The 194-room Delano South Beach, owned by SBE Entertainment Group, at 1685 Collins Avenue in Miami Beach, also laid off 261 employees, according to a WARN notice filed with the state.
Trump National Doral Miami at 4400 Northwest 87th Avenue laid off 560 employees, according to its WARN notice. The 643-room golf resort said its furloughs are temporary, and involve nonessential personnel. The affected positions largely consist of employees in golf course operations, food and beverage service and hotel service, according to the WARN notice. The golf resort closed temporarily on March 23.
Last month, BLT Prime Doral, a restaurant at Trump National Doral Miami, laid off 98 people and also shut down temporarily.
Trump bought the 650-acre resort in 2012 for a reported $150 million. He borrowed $125 million from Deutsche Bank and embarked on $250 million in renovations.
President Trump has previously touted Trump National Doral in federal disclosures as the Trump Organization’s most profitable resort. A Washington Post report from May said overall revenue at the golf resort was down since 2015 and net operating income declined by 69 percent from 2015 to 2017.
South Florida’s hospitality industry has been hit particularly hard by coronavirus. The 653-room bayfront InterContinental Miami at 100 Chopin Plaza laid off 377 employees, according to a WARN Notice filed with the state. The Hilton Singer Island Oceanfront/Palm Beaches resort at 3700 North Ocean Drive in Riviera Beach also laid off 88 employees. And the 221-room Four Seasons Hotel Miami at 1435 Brickell Avenue furloughed 312 people.
Earlier this month, Florida Gov. Ron DeSantis issued an executive order requiring people to stay at home, except for essential businesses.
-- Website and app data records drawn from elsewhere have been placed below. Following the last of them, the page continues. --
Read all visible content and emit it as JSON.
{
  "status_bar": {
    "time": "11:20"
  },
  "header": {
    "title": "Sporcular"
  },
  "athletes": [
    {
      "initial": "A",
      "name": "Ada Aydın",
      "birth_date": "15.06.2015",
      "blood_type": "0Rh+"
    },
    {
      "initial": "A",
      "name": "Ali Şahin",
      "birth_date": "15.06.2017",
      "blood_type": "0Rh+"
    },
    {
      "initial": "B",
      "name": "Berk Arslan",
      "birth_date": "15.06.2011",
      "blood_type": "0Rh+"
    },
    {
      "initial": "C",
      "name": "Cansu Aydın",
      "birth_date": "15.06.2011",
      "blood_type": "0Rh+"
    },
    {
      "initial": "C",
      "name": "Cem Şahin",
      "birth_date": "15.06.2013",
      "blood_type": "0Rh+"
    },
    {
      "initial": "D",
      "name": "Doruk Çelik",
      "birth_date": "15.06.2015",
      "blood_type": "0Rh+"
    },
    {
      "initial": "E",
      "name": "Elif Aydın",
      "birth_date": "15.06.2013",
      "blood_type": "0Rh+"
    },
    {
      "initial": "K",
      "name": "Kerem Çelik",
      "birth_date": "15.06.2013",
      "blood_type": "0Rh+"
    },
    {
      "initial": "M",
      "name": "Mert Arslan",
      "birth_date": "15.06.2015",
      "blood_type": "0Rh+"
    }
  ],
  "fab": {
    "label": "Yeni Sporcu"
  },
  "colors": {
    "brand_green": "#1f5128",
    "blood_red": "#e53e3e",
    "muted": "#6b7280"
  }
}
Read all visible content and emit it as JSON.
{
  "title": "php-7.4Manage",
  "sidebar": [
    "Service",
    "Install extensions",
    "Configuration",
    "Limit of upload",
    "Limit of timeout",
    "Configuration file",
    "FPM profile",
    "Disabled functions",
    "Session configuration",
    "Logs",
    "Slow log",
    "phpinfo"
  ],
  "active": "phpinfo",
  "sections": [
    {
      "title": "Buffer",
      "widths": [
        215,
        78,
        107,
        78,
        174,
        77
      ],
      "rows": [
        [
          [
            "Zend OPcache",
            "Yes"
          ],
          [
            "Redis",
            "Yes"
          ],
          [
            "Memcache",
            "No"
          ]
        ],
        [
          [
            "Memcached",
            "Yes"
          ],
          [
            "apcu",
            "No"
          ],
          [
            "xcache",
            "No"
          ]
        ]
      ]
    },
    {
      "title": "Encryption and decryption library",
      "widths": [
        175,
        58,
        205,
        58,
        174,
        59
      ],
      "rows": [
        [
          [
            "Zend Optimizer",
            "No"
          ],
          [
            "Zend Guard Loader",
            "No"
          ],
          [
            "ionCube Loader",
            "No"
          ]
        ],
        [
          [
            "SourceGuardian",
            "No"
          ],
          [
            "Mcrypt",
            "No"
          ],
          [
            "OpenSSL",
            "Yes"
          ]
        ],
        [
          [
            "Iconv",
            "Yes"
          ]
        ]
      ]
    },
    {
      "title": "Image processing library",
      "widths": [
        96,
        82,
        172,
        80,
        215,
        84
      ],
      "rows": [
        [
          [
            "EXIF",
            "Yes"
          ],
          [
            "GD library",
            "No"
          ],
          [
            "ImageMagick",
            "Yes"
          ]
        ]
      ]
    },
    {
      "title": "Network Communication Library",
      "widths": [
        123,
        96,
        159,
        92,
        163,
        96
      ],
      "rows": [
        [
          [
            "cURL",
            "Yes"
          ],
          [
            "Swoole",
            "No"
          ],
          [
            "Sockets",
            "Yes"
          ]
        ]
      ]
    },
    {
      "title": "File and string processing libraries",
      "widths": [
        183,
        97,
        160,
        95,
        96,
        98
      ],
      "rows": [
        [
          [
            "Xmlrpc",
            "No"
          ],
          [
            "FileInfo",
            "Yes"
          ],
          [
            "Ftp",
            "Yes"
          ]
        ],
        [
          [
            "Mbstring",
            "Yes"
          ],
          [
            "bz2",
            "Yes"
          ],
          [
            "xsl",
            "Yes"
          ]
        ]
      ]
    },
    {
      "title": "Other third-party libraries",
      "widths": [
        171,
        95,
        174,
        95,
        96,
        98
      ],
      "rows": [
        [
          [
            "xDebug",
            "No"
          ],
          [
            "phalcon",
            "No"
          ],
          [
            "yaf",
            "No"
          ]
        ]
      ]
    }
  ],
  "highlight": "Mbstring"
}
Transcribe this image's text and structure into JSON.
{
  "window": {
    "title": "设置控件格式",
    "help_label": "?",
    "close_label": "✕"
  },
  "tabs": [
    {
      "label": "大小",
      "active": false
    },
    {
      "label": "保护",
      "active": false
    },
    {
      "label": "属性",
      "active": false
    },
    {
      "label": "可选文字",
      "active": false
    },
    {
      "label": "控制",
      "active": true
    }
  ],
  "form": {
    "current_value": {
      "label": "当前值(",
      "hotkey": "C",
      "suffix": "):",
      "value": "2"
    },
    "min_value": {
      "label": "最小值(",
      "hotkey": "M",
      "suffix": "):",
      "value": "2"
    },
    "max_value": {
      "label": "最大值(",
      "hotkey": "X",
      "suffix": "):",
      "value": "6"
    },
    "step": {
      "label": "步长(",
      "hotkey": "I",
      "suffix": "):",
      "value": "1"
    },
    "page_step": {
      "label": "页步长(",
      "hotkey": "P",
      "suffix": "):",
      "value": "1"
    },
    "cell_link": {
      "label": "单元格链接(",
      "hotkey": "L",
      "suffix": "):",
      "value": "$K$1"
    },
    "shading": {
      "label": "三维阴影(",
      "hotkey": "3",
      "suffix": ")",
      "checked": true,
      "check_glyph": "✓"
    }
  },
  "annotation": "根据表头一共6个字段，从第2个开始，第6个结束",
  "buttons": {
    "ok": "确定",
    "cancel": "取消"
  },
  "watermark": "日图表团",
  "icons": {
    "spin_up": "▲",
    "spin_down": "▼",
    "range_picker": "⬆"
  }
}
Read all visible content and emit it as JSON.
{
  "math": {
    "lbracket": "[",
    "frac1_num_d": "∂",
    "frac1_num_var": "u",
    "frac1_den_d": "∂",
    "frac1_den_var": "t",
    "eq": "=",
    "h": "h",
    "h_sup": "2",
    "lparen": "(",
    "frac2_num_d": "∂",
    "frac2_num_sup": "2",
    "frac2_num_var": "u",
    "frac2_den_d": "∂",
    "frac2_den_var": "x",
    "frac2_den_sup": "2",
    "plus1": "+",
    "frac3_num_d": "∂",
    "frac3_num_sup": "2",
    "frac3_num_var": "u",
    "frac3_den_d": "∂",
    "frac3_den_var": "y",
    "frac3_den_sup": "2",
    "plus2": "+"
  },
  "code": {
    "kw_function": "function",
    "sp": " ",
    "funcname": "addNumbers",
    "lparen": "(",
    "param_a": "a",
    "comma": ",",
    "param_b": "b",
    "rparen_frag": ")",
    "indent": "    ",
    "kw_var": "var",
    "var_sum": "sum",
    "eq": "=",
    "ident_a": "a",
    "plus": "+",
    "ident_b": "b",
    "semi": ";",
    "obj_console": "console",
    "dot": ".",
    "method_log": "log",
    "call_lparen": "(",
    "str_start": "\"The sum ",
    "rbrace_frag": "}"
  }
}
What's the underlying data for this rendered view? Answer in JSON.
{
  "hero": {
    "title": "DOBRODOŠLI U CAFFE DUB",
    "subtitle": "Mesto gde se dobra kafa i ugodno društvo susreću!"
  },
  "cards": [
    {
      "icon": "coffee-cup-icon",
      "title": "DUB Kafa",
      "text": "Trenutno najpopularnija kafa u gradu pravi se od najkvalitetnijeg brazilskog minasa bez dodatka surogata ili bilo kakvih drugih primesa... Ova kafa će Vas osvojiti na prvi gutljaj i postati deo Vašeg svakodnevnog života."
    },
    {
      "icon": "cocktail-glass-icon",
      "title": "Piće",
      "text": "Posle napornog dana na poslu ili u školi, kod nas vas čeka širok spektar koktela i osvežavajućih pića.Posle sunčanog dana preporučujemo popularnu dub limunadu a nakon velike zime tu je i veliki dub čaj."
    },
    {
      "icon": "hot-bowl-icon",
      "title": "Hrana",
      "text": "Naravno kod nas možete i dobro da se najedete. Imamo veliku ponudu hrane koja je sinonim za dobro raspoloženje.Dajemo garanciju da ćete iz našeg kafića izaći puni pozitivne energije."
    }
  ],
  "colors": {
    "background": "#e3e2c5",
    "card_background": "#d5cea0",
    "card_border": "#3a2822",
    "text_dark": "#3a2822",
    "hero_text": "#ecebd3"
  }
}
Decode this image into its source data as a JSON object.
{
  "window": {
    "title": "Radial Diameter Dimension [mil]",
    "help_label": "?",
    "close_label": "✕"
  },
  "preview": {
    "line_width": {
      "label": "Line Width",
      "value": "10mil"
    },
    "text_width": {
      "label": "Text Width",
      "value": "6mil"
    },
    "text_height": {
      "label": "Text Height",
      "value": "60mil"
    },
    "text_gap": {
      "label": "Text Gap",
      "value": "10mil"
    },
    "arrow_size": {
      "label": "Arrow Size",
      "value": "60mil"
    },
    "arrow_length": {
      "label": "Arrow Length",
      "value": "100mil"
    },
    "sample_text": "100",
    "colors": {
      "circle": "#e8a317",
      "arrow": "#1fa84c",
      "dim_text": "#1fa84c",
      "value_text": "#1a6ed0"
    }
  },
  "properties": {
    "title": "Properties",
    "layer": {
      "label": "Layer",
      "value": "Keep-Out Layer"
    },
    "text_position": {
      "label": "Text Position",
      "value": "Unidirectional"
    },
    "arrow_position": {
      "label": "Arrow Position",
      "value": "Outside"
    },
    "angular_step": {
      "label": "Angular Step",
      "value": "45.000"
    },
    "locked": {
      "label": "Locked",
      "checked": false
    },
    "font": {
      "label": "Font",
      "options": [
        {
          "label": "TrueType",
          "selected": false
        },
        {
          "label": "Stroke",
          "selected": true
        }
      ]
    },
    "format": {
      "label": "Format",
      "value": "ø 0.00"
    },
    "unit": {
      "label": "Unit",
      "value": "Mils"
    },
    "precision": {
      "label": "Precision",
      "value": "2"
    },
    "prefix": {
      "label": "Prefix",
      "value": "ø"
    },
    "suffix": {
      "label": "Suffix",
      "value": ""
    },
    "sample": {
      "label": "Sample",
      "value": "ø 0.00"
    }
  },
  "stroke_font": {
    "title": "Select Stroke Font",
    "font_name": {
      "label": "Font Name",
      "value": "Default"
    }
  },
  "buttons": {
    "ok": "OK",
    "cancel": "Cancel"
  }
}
The order followed previous decisions by individual counties and municipalities to close down non-essential businesses, including in some cases, hotels.
The hotel industry is also facing over $4 billion in debt payments on Commercial Mortgage-Backed Securities (CMBS) loans. The loans are harder to restructure than conventional loans and are more likely to head to foreclosure, according to industry experts.